Officer London Westerlund, who I rode with, along with all the officers I met, were kind, thoughtful and very funny. They didn’t want to hurt people, blast them with tasers and itch their trigger fingers. They were proud civil servants who were excited that I was along for the ride to see what they do on a daily basis.

I would suggest going on a ride along. It’s fun, informative and you might get to see something exciting.  Either way, it will get you out of your routine and give you a glimpse into the part of society you might not know much about.

The only true villain that night was the ice.

The Bully

It’s a noun and a verb. A powerful word.

I know bullies aren’t born. They are created, molded by another bully. There are exceptions but those are extreme and usually come in the form of sociopathy.

This is not a bully. He’s just a tough son-of-a-gun who fell, bloodied his nose then posed for his father. It helped him forget about the bloody nose.

Both my kids have been picked on. I learned that it’s way easier to tell my son to fight back than it is to tell my daughter to systematically ignore her entire peer group back; I didn’t know girls could be so vicious to each other.  Adult bullies are a totally different animal.

An adult bully, most likely terrified of adulthood, makes everyone miserable. If this person is in your life, I suggest standing up to him/her or moving on. It’s scary though,  especially if this person, this bully, holds a superior role to you in the workplace.  In this case, they are threatening your livelihood, your potential to put food on the table.  The consequence to fighting back or moving on is much greater than detention, suspension or expulsion from school. Tread lightly, but tread all the same because it will only get worse. Trust me. I finally just quit and moved to Mexico, married the coolest lady on the planet and have two amazing kids. I beat the bully because I moved on. I’m an adult — at least most of the time.

The bully is a villain, an archetype of a villain, a social construct of alpha v. beta. The opposite is the ear-beating victim that complains constantly and does nothing. Don’t be that person either. You get one shot at this ride, as far as I know, so make it a good one.

Here We Go

This is my first blog, my first post and my way of saying, in the words of Elmore Leonard, “…I’m gonna’ make my run.”

                                                            John Grogan is making this horse laugh.  He has a way with animals, I guess.

I was inspired at the Texas Writing Retreat to start a blog.
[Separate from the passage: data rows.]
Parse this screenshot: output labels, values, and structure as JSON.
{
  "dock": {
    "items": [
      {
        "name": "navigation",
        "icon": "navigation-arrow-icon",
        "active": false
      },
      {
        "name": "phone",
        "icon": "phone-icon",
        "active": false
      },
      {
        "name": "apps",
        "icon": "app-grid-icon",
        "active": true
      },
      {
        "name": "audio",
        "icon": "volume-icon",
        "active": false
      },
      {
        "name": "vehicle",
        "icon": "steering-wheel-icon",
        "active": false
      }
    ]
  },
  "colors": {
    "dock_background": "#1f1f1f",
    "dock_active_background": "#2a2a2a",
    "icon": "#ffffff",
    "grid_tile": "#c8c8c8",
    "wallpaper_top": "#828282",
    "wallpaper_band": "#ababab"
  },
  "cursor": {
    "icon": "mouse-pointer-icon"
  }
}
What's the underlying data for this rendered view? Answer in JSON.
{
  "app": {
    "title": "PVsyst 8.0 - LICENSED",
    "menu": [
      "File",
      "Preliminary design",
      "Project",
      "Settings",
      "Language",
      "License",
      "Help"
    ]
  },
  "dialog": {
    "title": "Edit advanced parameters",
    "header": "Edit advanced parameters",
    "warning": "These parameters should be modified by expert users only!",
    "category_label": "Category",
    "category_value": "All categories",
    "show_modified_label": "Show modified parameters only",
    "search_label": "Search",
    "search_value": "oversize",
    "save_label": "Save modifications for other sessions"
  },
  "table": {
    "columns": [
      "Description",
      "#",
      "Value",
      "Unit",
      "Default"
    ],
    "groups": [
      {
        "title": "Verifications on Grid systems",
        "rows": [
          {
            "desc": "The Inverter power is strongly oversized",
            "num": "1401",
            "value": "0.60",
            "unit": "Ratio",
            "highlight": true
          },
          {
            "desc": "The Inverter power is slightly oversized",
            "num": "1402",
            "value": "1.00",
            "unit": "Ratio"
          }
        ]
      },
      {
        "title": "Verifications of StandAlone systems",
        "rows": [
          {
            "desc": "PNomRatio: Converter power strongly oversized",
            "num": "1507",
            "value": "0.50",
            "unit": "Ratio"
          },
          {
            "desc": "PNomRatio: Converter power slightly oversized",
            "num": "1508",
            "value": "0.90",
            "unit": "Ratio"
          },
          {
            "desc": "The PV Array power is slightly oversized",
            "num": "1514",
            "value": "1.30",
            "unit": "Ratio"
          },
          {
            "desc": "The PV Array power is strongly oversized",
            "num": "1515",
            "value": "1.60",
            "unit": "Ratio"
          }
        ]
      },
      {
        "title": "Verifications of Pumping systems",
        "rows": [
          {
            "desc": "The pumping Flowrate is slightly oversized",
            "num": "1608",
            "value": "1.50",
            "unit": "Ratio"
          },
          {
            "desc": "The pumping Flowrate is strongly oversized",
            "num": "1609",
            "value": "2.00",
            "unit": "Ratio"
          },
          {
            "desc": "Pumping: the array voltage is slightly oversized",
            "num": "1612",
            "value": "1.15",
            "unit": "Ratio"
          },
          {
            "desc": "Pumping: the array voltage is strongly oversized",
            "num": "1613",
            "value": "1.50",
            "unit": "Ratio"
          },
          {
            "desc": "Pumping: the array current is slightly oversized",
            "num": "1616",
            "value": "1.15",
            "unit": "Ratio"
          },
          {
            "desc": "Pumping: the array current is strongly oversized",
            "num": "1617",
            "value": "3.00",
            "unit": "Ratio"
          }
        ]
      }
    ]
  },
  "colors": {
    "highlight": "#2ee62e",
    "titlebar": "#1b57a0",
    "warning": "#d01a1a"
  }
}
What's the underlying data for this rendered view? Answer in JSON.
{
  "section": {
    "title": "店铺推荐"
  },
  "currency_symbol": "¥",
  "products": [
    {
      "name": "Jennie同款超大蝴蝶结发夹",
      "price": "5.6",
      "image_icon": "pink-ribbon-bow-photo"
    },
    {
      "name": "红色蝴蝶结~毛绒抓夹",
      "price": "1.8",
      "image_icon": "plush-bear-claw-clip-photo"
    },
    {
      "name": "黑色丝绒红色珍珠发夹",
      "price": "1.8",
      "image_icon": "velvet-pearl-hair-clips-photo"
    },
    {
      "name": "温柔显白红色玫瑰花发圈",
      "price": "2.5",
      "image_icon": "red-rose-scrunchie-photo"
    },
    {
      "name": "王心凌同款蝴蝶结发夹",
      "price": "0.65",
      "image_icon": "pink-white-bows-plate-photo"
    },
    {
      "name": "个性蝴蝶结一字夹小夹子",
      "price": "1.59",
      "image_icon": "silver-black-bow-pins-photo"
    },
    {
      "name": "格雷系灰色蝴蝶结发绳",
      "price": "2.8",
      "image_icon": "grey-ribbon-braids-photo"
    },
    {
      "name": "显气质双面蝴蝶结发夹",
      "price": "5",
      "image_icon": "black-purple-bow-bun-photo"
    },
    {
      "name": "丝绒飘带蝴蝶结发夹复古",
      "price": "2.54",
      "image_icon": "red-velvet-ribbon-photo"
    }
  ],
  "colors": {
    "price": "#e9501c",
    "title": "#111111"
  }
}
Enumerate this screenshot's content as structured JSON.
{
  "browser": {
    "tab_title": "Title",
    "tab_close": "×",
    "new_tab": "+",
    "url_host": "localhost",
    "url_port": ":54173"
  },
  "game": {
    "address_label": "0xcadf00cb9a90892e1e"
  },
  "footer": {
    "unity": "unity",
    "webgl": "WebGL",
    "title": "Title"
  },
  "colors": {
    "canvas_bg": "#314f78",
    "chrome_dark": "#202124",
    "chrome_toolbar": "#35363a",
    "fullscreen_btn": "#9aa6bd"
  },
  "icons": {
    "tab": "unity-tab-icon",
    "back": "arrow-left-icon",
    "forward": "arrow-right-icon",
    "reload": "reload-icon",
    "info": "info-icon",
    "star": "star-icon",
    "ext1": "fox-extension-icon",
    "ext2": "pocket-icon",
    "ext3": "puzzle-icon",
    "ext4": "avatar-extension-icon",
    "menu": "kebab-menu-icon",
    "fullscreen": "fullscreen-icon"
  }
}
Literary Agent Elizabeth Kracht told me it would be a good idea to post something a couple of times a week. Joe Clifford also told me it would be a good idea. He writes books and Elizabeth, A.K.A. Liz, gets them published so I figured listening to them was probably a good idea. In my about section you can read further as to why I’m completely nuts.

I titled my blog “Who’s Your Villain” because I want to explore the villain in life, literature, film and anything else you can think of. Ultimately we are our own worst villain but it takes years of meditation in the mountains of Tibet to understand that.

Sometimes I’ll explore the villain in books, movies or shows that I like or hate.

                                              One of the many amazing meals at the retreat.

I can’t thank you enough if you take time out of your day to read this.  It means the world to me. If you hate blogs but know me and want to support me then follow me.  It helps.

No matter what…big kisses.